TASK INSTRUCTIONS :: Scan the entries for the word "image", and copy every line where it appears.

(Excerpts from an interface dataset)
--------------------------------
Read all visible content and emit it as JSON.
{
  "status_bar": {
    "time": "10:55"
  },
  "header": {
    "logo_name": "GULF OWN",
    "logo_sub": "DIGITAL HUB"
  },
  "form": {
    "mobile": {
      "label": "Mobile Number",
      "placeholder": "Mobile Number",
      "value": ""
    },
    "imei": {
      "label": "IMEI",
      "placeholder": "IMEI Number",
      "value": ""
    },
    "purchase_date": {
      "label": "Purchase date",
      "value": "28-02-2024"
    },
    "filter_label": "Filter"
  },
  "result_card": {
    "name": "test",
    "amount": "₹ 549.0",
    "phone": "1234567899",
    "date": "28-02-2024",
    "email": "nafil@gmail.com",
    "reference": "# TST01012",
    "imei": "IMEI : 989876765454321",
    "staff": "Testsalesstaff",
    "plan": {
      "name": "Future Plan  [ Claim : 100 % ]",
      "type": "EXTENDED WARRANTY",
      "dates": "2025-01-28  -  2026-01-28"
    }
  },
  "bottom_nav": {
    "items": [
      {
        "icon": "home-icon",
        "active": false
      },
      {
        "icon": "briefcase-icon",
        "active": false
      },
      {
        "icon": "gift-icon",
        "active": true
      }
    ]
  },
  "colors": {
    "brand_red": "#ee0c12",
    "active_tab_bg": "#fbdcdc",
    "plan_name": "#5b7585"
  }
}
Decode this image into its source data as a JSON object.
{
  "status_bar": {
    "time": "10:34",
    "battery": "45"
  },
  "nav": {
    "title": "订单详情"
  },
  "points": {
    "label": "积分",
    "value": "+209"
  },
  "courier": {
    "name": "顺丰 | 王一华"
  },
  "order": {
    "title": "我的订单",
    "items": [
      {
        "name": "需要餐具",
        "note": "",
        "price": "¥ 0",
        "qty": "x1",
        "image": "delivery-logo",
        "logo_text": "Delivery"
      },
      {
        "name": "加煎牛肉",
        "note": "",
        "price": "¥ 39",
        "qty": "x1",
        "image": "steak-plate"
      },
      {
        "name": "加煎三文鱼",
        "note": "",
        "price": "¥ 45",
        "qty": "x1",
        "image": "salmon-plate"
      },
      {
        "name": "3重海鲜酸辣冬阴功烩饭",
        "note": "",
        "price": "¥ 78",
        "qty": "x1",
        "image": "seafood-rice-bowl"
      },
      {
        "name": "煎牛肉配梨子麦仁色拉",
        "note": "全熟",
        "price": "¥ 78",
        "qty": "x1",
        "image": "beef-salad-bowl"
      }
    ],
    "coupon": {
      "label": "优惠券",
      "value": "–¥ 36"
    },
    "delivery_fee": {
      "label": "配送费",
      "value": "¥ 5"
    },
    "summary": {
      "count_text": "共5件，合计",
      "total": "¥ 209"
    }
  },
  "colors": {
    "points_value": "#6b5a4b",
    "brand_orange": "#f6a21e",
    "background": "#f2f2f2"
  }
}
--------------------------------
EXERCISE ANSWER ::
Decode this image into its source data as a JSON object.
        "image": "delivery-logo",
        "image": "steak-plate"
        "image": "salmon-plate"
        "image": "seafood-rice-bowl"
        "image": "beef-salad-bowl"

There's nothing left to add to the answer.